The Supreme Court's decision upholding the federal health care plan means that 4.5 million more people will have health insurance in California. Local experts explain how the sweeping law will affect California, which stands to gane $9.5 billion per year in federal money to pay for health programs. Conan Nolan reports for the NBC4 News at 5 p.m. on June 28, 2012.
The Supreme Court's decision upholding the federal health care plan means that 4.5 million more people will have health insurance in California.
In addition, the state stands to gain $9.5 billion per year in federal assistance to pay for health programs.
"The law is sweeping, and has a wide range of impacts," said Marian Mulkey, director of the Health Reform and Public Programs initiative at the California Healthcare Foundation.
Justices issued their ruling Thursday morning, upholding the individual mandate requiring people to buy health insurance.
The court said the mandate couldn’t be upheld under the commerce clause, but said it could be upheld under existing tax authority, NBC News reported.
Beginning Jan. 1, 2014, Americans must purchase health insurance or pay a penalty - $95 per individual to $285 per family or one percent of their annual income, whatever is greater. The penalty will be paid to the government in the same way federal income taxes are paid and collected, the opinion read.
While the White House has said it was confident the court will uphold the law, GOP Congressional leaders vowed to repeal “what’s left of it” after the justices announce their ruling.
California has been a model for the federal health care overhaul since the law's passage and has begun implementing parts of it already, including the beginnings of health care exchanges. The exchanges that would provide a marketplace for consumers to purchase insurance policies, starting in 2014.
The state also has banned insurers from refusing coverage for children with pre-existing illnesses and allowed young adults to stay on their parents' plans through age 26.
California passed its own state legislation to ensure those measures would be preserved even if the federal law was thrown out. There are 7.2 million uninsured California residents, according to statistics compiled by the Associated Press.
The decision is a victory for LA County's uninsured, according to the health services department.
"As a result of today's decision by the Supreme Court to uphold the Patient Protection and Affordable Care Act (ACA), over 80 percent of the 2.2 million people who are currently uninsured in Los Angeles County stand to gain access to affordable insurance coverage,'' Director Dr. Mitchell Katz said in a statement.

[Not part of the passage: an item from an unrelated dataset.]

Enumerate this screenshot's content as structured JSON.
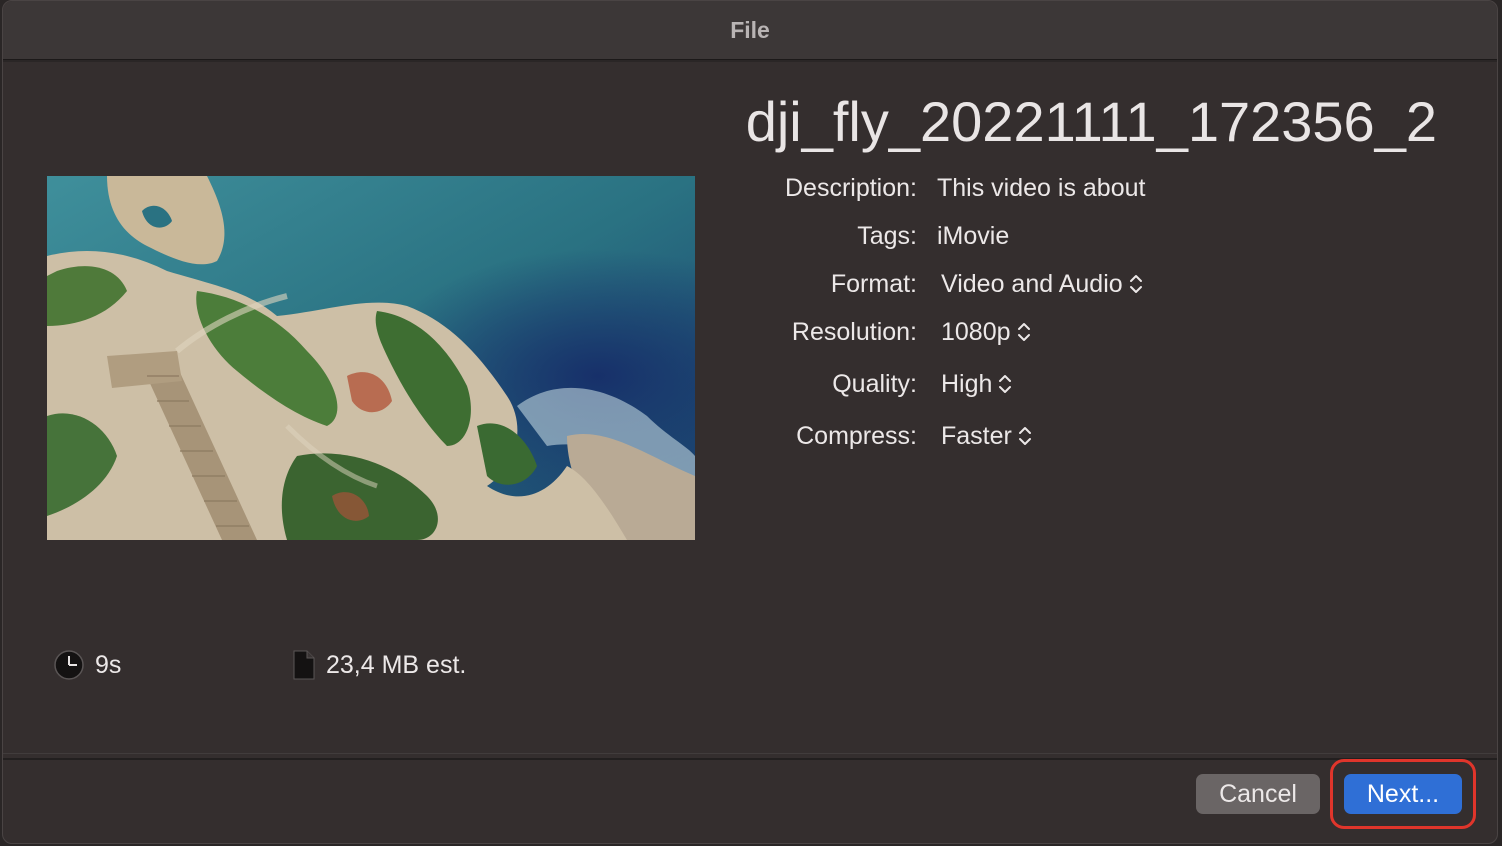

Women across the Southland lauded the court's decision, which officials say will increase women's access to healthcare and preventative services, such as mammograms and birth control.
"It's a miracle," said Maria Perez, an uninsured mother.
Women often pay higher health insurance premiums than their male counterparts and pregnancy can be listed as a pre-existing condition.
"For women, it means they’re not going to be discriminated against because they get to have babies. They’re gonna be able to pay the same amount in health care coverage as anybody else; as their male counterparts," said Laphonza Bulter, with SEIU United Long Term Care Workers.
SoCal physcian Dr. Edgar Chavez said the change means fear of a hefty bill will no longer be something to keep women from preventative care.
"They'll be more willing to come get a pap smear, come get checked out for mammograms or even start prenatal care earlier," Chavez said.
The ruling also drew reaction from California's largest nurses' union.
"This not just an abstract legal decision," said Barbara Blake, secretary-treasurer of United Nurses Associations of California/Union of Health Care Professionals, in a statement. "Real lives and the heartbreak of real families will be saved because of it."